are on the territory of Azerbaijan, until the internally displaced people can not return home,
while the international community and the media use double standards, there will be no peace
in the region. Both older and younger generations of the two peoples will remain hostile to
each other if the Armenians do not take the first step.
Reference list
[1] Primeminister.am (2019): “We have made a commitment, and therefore, we must make
efforts to achieve real changes in the region” – PM Nikol Pashinyan’s speech at the Paris Peace

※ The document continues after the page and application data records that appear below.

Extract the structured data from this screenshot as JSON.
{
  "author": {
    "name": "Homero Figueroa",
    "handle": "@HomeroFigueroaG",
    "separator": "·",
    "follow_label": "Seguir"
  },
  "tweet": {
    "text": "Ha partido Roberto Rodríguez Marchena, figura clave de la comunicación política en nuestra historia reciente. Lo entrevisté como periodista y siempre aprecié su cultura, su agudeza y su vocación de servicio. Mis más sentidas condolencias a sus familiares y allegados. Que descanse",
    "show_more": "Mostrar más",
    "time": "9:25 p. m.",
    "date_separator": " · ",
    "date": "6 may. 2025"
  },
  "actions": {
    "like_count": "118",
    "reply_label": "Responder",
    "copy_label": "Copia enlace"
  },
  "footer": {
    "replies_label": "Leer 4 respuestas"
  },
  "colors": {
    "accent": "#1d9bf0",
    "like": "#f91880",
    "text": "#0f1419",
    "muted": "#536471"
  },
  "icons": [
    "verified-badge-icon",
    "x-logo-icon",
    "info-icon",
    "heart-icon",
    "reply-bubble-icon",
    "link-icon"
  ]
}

Forum, Available at: https://www.primeminister.am/en/press-release/item/2019/11/12/Nikol-
Pashinyan-Speech-Peace-Conference/, (Accessed 6 March2020).
[2] Konstitucija Sojuza Sovetskih Socialisticheskih respublik, 7 oktjabrja 1977 goda.,
Available at: (http://doc.histrf.ru/20/konstitutsiya-sssr-1977-goda/, /, (Accessed 7 March
2020).
[3] See Krüger, Heiko: Der Berg-Karabach-Konflikt, Eine juristische Analyse, Heidelberg,
2009. S. 32.
[4] Konferenz über Sicherheit und Zusammenarbeit In Europa Schlussakte, Helsinki 1975.
Available at: https://www.osce.org/de/mc/39503?download=true, (Accessed 3 March 2020).
[5] Resolutionen und Beschlüsse des Sicherheitsrats 1993, Sicherheitsrat, Offizielles Protokoll:
Achtundvierzigstes Jahr, Vereinte Nationen, New York, 1993, S. 87-91.
[6] See Kipke, Rüdiger: Das armenisch-aserbaidschanische Verhältnis und der Konflikt um
Berg-Karabach, 2012, S. 17.
[7] Ebd. S. 20.
[8] Gulieva, D. P.: K istorii obrazovanija Nagorno-Karabahskoj Avtonomnoj Oblasti
Azerbajdzhanskoj SSR 1918-1925, Dokumenty i Materialy, Baku, 1989. С. 59.
[10] Papjan, Mane (29 April 2015): Sobytija v Gugarke. Kak gromili azerbajdzhancev v
Armenii. Available at: https://epress.am/ru/2015/04/29/события-в-гугарке-как-громили-
азербай.html (Accessed 7 March 2020).
[11] De Waal, Thomas: Black Garden, Armenia and Azerbaijan through Peace and War, New
York University Press, New York and London, 2003, p. 18.
[12] Ebd. S. 19.
[13] Sovet Ministrov SSSR, Postanovlenie Nr. 4083, ot 23 dekabrja 1947 g., Moskva, Kreml'.
ResearchGate has not been able to resolve any citations for this publication.
Book
Black Garden is the definitive study of how Armenia and Azerbaijan, two southern Soviet republics, got sucked into a conflict that helped bring them to independence, bringing to an end the Soviet Union, and plaguing a region of great strategic importance. It cuts between a careful reconstruction of the history of Nagorny Karabakh conflict since 1988 and on-the-spot reporting on its convoluted aftermath. Part contemporary history, part travel book, part political analysis, the book is based on six months traveling through the south Caucasus, more than 120 original interviews in the region, Moscow, and Washington, and unique primary sources, such as Politburo archives. The historical chapters trace how the conflict lay unresolved in the Soviet era; how Armenian and Azerbaijani leaders exacerbated it; how the Politiburo failed to cope with the crisis; how the war began and ended; how the international community failed to sort out the conflict. What emerges is a complex and subtle portrait of a beautiful and fascinating region, blighted by historical prejudice and conflict.
K istorii obrazovanija Nagorno-Karabahskoj Avtonomnoj Oblasti Azerbajdzhanskoj SSR 1918-1925
  • D P Gulieva
Gulieva, D. P.: K istorii obrazovanija Nagorno-Karabahskoj Avtonomnoj Oblasti Azerbajdzhanskoj SSR 1918-1925, Dokumenty i Materialy, Baku, 1989. С. 59.
We have made a commitment, and therefore, we must make efforts to achieve real changes in the region" -PM Nikol Pashinyan's speech at the Paris Peace Forum
  • Primeminister
Primeminister.am (2019): "We have made a commitment, and therefore, we must make efforts to achieve real changes in the region" -PM Nikol Pashinyan's speech at the Paris Peace Forum, Available at: https://www.primeminister.am/en/press-release/item/2019/11/12/Nikol-Pashinyan-Speech-Peace-Conference/, (Accessed 6 March2020).